-- Data to process --
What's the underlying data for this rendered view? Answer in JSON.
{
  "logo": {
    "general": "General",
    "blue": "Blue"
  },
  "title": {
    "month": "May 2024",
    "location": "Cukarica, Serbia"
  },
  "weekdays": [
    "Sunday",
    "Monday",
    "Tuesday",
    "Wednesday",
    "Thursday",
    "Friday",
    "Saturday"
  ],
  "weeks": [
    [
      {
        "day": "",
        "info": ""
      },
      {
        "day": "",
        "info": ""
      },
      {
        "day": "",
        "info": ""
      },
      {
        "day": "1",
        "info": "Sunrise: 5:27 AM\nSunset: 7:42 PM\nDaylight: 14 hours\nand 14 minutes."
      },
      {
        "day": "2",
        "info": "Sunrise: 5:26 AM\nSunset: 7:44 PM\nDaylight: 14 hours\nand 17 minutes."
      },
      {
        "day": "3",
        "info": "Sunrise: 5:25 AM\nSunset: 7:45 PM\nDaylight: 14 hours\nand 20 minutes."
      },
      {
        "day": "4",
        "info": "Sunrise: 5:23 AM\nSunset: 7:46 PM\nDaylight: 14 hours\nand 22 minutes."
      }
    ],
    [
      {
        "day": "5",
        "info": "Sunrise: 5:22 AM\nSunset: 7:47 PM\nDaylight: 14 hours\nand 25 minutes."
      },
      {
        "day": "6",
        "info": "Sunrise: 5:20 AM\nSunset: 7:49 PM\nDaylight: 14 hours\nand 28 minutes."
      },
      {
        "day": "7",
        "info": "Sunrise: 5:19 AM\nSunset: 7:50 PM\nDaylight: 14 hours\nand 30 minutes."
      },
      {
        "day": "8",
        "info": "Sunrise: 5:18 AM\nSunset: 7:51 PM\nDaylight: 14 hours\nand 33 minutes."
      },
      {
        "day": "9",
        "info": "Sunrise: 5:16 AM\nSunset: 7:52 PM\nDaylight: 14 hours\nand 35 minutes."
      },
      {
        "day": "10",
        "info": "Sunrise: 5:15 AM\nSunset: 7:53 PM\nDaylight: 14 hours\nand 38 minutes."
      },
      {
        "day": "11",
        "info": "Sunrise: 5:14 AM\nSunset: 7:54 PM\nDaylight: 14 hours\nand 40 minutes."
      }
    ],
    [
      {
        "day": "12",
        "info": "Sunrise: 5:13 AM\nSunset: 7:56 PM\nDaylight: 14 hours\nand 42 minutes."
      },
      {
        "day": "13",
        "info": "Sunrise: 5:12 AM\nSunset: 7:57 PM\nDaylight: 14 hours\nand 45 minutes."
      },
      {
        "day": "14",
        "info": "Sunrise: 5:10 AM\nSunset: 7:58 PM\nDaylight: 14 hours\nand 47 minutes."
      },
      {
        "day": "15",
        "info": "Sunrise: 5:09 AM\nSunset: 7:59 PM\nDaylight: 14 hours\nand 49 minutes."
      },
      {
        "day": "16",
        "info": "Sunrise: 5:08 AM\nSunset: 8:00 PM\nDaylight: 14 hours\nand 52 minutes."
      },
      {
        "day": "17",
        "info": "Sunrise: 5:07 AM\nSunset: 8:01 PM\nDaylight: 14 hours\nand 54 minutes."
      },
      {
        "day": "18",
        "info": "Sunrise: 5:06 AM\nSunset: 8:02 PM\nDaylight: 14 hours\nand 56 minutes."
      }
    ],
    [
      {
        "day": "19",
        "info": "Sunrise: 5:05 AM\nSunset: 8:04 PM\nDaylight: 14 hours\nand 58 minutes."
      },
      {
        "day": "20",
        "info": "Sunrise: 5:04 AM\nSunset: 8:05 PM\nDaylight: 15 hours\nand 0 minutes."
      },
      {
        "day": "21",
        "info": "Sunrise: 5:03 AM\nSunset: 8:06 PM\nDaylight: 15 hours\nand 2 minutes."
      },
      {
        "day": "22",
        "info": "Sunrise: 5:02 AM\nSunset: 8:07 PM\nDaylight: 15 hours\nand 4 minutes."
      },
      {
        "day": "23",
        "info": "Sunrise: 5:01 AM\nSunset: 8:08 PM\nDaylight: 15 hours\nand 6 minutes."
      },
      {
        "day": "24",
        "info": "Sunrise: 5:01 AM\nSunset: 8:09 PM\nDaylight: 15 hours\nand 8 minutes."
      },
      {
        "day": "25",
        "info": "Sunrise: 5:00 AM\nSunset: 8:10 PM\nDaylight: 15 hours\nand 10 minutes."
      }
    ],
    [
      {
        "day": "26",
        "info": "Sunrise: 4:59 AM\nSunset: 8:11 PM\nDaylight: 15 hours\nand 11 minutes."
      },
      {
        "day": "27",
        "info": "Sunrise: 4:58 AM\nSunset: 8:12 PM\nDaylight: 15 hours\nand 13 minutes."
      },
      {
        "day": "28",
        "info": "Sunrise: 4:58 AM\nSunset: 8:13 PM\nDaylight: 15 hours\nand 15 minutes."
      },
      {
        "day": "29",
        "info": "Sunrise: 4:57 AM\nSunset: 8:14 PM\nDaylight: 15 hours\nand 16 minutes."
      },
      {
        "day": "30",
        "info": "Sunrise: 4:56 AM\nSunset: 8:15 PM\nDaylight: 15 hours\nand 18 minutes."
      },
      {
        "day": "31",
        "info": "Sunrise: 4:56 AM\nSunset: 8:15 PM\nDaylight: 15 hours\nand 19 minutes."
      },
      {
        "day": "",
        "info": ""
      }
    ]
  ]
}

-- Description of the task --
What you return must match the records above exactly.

-- Task response --
What's the underlying data for this rendered view? Answer in JSON.
{
  "logo": {
    "general": "General",
    "blue": "Blue"
  },
  "title": {
    "month": "May 2024",
    "location": "Cukarica, Serbia"
  },
  "weekdays": [
    "Sunday",
    "Monday",
    "Tuesday",
    "Wednesday",
    "Thursday",
    "Friday",
    "Saturday"
  ],
  "weeks": [
    [
      {
        "day": "",
        "info": ""
      },
      {
        "day": "",
        "info": ""
      },
      {
        "day": "",
        "info": ""
      },
      {
        "day": "1",
        "info": "Sunrise: 5:27 AM\nSunset: 7:42 PM\nDaylight: 14 hours\nand 14 minutes."
      },
      {
        "day": "2",
        "info": "Sunrise: 5:26 AM\nSunset: 7:44 PM\nDaylight: 14 hours\nand 17 minutes."
      },
      {
        "day": "3",
        "info": "Sunrise: 5:25 AM\nSunset: 7:45 PM\nDaylight: 14 hours\nand 20 minutes."
      },
      {
        "day": "4",
        "info": "Sunrise: 5:23 AM\nSunset: 7:46 PM\nDaylight: 14 hours\nand 22 minutes."
      }
    ],
    [
      {
        "day": "5",
        "info": "Sunrise: 5:22 AM\nSunset: 7:47 PM\nDaylight: 14 hours\nand 25 minutes."
      },
      {
        "day": "6",
        "info": "Sunrise: 5:20 AM\nSunset: 7:49 PM\nDaylight: 14 hours\nand 28 minutes."
      },
      {
        "day": "7",
        "info": "Sunrise: 5:19 AM\nSunset: 7:50 PM\nDaylight: 14 hours\nand 30 minutes."
      },
      {
        "day": "8",
        "info": "Sunrise: 5:18 AM\nSunset: 7:51 PM\nDaylight: 14 hours\nand 33 minutes."
      },
      {
        "day": "9",
        "info": "Sunrise: 5:16 AM\nSunset: 7:52 PM\nDaylight: 14 hours\nand 35 minutes."
      },
      {
        "day": "10",
        "info": "Sunrise: 5:15 AM\nSunset: 7:53 PM\nDaylight: 14 hours\nand 38 minutes."
      },
      {
        "day": "11",
        "info": "Sunrise: 5:14 AM\nSunset: 7:54 PM\nDaylight: 14 hours\nand 40 minutes."
      }
    ],
    [
      {
        "day": "12",
        "info": "Sunrise: 5:13 AM\nSunset: 7:56 PM\nDaylight: 14 hours\nand 42 minutes."
      },
      {
        "day": "13",
        "info": "Sunrise: 5:12 AM\nSunset: 7:57 PM\nDaylight: 14 hours\nand 45 minutes."
      },
      {
        "day": "14",
        "info": "Sunrise: 5:10 AM\nSunset: 7:58 PM\nDaylight: 14 hours\nand 47 minutes."
      },
      {
        "day": "15",
        "info": "Sunrise: 5:09 AM\nSunset: 7:59 PM\nDaylight: 14 hours\nand 49 minutes."
      },
      {
        "day": "16",
        "info": "Sunrise: 5:08 AM\nSunset: 8:00 PM\nDaylight: 14 hours\nand 52 minutes."
      },
      {
        "day": "17",
        "info": "Sunrise: 5:07 AM\nSunset: 8:01 PM\nDaylight: 14 hours\nand 54 minutes."
      },
      {
        "day": "18",
        "info": "Sunrise: 5:06 AM\nSunset: 8:02 PM\nDaylight: 14 hours\nand 56 minutes."
      }
    ],
    [
      {
        "day": "19",
        "info": "Sunrise: 5:05 AM\nSunset: 8:04 PM\nDaylight: 14 hours\nand 58 minutes."
      },
      {
        "day": "20",
        "info": "Sunrise: 5:04 AM\nSunset: 8:05 PM\nDaylight: 15 hours\nand 0 minutes."
      },
      {
        "day": "21",
        "info": "Sunrise: 5:03 AM\nSunset: 8:06 PM\nDaylight: 15 hours\nand 2 minutes."
      },
      {
        "day": "22",
        "info": "Sunrise: 5:02 AM\nSunset: 8:07 PM\nDaylight: 15 hours\nand 4 minutes."
      },
      {
        "day": "23",
        "info": "Sunrise: 5:01 AM\nSunset: 8:08 PM\nDaylight: 15 hours\nand 6 minutes."
      },
      {
        "day": "24",
        "info": "Sunrise: 5:01 AM\nSunset: 8:09 PM\nDaylight: 15 hours\nand 8 minutes."
      },
      {
        "day": "25",
        "info": "Sunrise: 5:00 AM\nSunset: 8:10 PM\nDaylight: 15 hours\nand 10 minutes."
      }
    ],
    [
      {
        "day": "26",
        "info": "Sunrise: 4:59 AM\nSunset: 8:11 PM\nDaylight: 15 hours\nand 11 minutes."
      },
      {
        "day": "27",
        "info": "Sunrise: 4:58 AM\nSunset: 8:12 PM\nDaylight: 15 hours\nand 13 minutes."
      },
      {
        "day": "28",
        "info": "Sunrise: 4:58 AM\nSunset: 8:13 PM\nDaylight: 15 hours\nand 15 minutes."
      },
      {
        "day": "29",
        "info": "Sunrise: 4:57 AM\nSunset: 8:14 PM\nDaylight: 15 hours\nand 16 minutes."
      },
      {
        "day": "30",
        "info": "Sunrise: 4:56 AM\nSunset: 8:15 PM\nDaylight: 15 hours\nand 18 minutes."
      },
      {
        "day": "31",
        "info": "Sunrise: 4:56 AM\nSunset: 8:15 PM\nDaylight: 15 hours\nand 19 minutes."
      },
      {
        "day": "",
        "info": ""
      }
    ]
  ]
}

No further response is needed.